Football is one of those sports where a team’s performance determines their fortunes in any campaign.
Just over a week ago Bayern Munich’s new coach Niko Kovac was happily talking about the way his side-controlled matches. They were dominating opponents with so much ease that it appeared to be a piece of cake for them. Constantly rotating the teams to keep all of his stars happy seemed to be a promising strategy and the squad with many older players was praised for its experience.
After a disappointing 1-1 draw against Ajax in the Champions League, things have changed radically. The 2018 Bundesliga champion is no longer controlling games and is coming in for a barrage of criticism after three games without a victory.
Fans, pundits and the club officials are worried about the team’s future. A former Bayern player and Croatian international, Niko Kovac finds himself in the centre of a storm that has come as a complete surprise.
All of a sudden, the positives are turning into negatives and Kovac will have to quickly find answers. A win in the next league match against Borussia Monchengladbach this Saturday is a must as the 46-year-old is under intense pressure.
German media are saying the 2013 treble winner are unsettled, disoriented, stunned and helpless. Leading publications like the Sueddeutsche newspaper or the Spiegel weekly news magazine feel Bayern has missed the right point to rejuvenate its squad.
TV pundits like the 1990 World Champion Juergen Kohler and former German international Stefan Effenberg suggest Kovac has to abandon his rotation principle and should stick to the same starting eleven in the next games.
“The team needs consistency, maybe it was too much rotation,” former Bayern player Effenberg commented. Kovac has changed his line-up in every game.
Star striker Thomas Mueller admitted the team is affected by bad results and the poor performances. “Results are not satisfying, as is the strategy,” the German international stressed adding that the team generally is not in the best shape.
“We can’t keep the game under our control. Things seem to change very quickly these days,” Mueller said.
Not only the lack of speed and ideas in Bayern’s game was apparent, but a new weakness in man-on-man situations leaving the opponents with too much space. In the first half against a tenacious Amsterdam team, Munich only won 45 percent of the duels.
Several of the team’s cornerstones seem busy trying to solve their own problems.
The team has also lost its effectiveness in the box. “We should be scoring more goals,” Kovac criticized.
Key players like Mats Hummels, Jerome Boateng, Arjen Robben, and Franck Ribery are having difficulties meeting the highest standards on the international stage. The last two games in the domestic league have not improved things.
Reality has caught up with the team said Mueller adding that times seem be over “when our game flowed.” Mueller said everybody was still very determined but “we do the wrong things.” Robben added that at half time, the team talked about “what had to be improved” but continued to make the same mistakes in the second half.
Getting over the current crisis not going to be easy for Kovac. “Nobody expected something like this would happen. It will take a couple of days of intense analysis,” Kovac admitted.
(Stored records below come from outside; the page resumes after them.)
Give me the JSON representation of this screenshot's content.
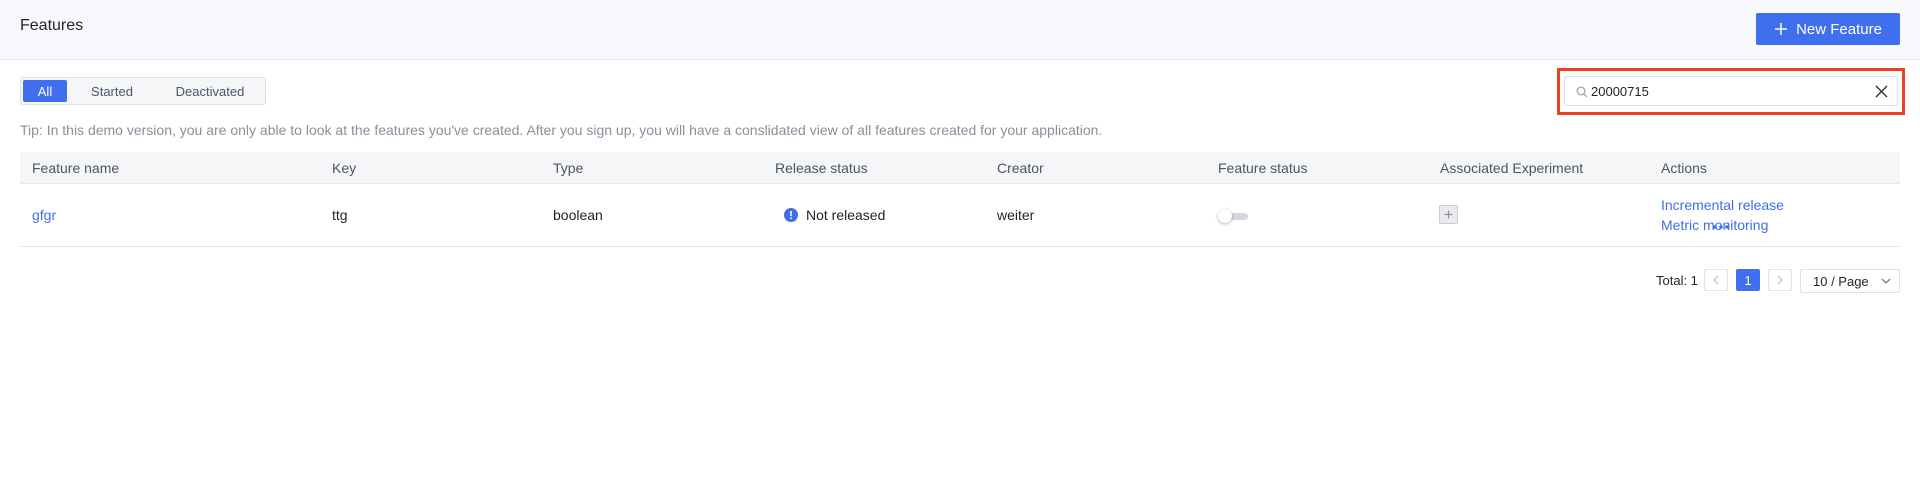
{
  "header": {
    "title": "Features",
    "new_button_label": "New Feature"
  },
  "filters": {
    "tabs": [
      {
        "label": "All",
        "active": true
      },
      {
        "label": "Started",
        "active": false
      },
      {
        "label": "Deactivated",
        "active": false
      }
    ]
  },
  "search": {
    "value": "20000715",
    "placeholder": ""
  },
  "tip": "Tip: In this demo version, you are only able to look at the features you've created. After you sign up, you will have a conslidated view of all features created for your application.",
  "table": {
    "columns": [
      "Feature name",
      "Key",
      "Type",
      "Release status",
      "Creator",
      "Feature status",
      "Associated Experiment",
      "Actions"
    ],
    "rows": [
      {
        "name": "gfgr",
        "key": "ttg",
        "type": "boolean",
        "release_status": "Not released",
        "creator": "weiter",
        "feature_status_enabled": false,
        "actions": [
          "Incremental release",
          "Metric monitoring"
        ]
      }
    ]
  },
  "pagination": {
    "total": "Total: 1",
    "current_page": "1",
    "page_size": "10 / Page"
  },
  "colors": {
    "primary": "#3f6fee",
    "highlight": "#e8421e",
    "header_bg": "#f8f9fc"
  }
}
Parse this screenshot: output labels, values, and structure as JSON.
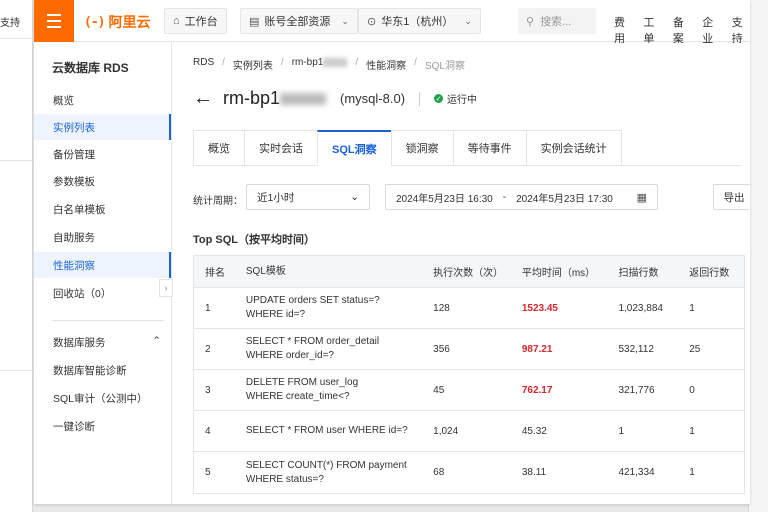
{
  "bg": {
    "left_fragment": "支持"
  },
  "topbar": {
    "logo_mark": "(-)",
    "logo_text": "阿里云",
    "workbench": "工作台",
    "account": "账号全部资源",
    "region": "华东1（杭州）",
    "search_placeholder": "搜索...",
    "links": [
      "费用",
      "工单",
      "备案",
      "企业",
      "支持"
    ]
  },
  "sidebar": {
    "title": "云数据库 RDS",
    "items": [
      {
        "label": "概览",
        "active": false
      },
      {
        "label": "实例列表",
        "active": true
      },
      {
        "label": "备份管理",
        "active": false
      },
      {
        "label": "参数模板",
        "active": false
      },
      {
        "label": "白名单模板",
        "active": false
      },
      {
        "label": "自助服务",
        "active": false
      },
      {
        "label": "性能洞察",
        "active": true
      },
      {
        "label": "回收站（0）",
        "active": false
      }
    ],
    "section": "数据库服务",
    "section_items": [
      "数据库智能诊断",
      "SQL审计（公测中）",
      "一键诊断"
    ]
  },
  "breadcrumb": {
    "items": [
      "RDS",
      "实例列表",
      "rm-bp1",
      "性能洞察",
      "SQL洞察"
    ]
  },
  "instance": {
    "name": "rm-bp1",
    "engine": "(mysql-8.0)",
    "status": "运行中",
    "status_color": "#22a34a"
  },
  "tabs": [
    "概览",
    "实时会话",
    "SQL洞察",
    "锁洞察",
    "等待事件",
    "实例会话统计"
  ],
  "active_tab": "SQL洞察",
  "filters": {
    "period_label": "统计周期：",
    "period_value": "近1小时",
    "start": "2024年5月23日 16:30",
    "dash": "-",
    "end": "2024年5月23日 17:30",
    "export": "导出"
  },
  "top_sql": {
    "title": "Top SQL（按平均时间）",
    "headers": [
      "排名",
      "SQL模板",
      "执行次数（次）",
      "平均时间（ms）",
      "扫描行数",
      "返回行数"
    ],
    "rows": [
      {
        "rank": "1",
        "sql1": "UPDATE orders SET status=?",
        "sql2": "WHERE id=?",
        "exec": "128",
        "avg": "1523.45",
        "scan": "1,023,884",
        "ret": "1",
        "highlight": true
      },
      {
        "rank": "2",
        "sql1": "SELECT * FROM order_detail",
        "sql2": "WHERE order_id=?",
        "exec": "356",
        "avg": "987.21",
        "scan": "532,112",
        "ret": "25",
        "highlight": true
      },
      {
        "rank": "3",
        "sql1": "DELETE FROM user_log",
        "sql2": "WHERE create_time<?",
        "exec": "45",
        "avg": "762.17",
        "scan": "321,776",
        "ret": "0",
        "highlight": true
      },
      {
        "rank": "4",
        "sql1": "SELECT * FROM user WHERE id=?",
        "sql2": "",
        "exec": "1,024",
        "avg": "45.32",
        "scan": "1",
        "ret": "1",
        "highlight": false
      },
      {
        "rank": "5",
        "sql1": "SELECT COUNT(*) FROM payment",
        "sql2": "WHERE status=?",
        "exec": "68",
        "avg": "38.11",
        "scan": "421,334",
        "ret": "1",
        "highlight": false
      }
    ],
    "highlight_color": "#d9262c"
  },
  "accent_color": "#1a63d6",
  "brand_color": "#ff6a00"
}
Not only the former Croatian head coach has to come to terms with last game’s result. Defender Mats Hummels seemed to symbolize the team’s alarming state of mind. The German international was substituted shortly before the final whistle against Ajax with a deep cut on his head saying he was feeling dizzy and suffering from a painful headache.
(With inputs from Xinhua)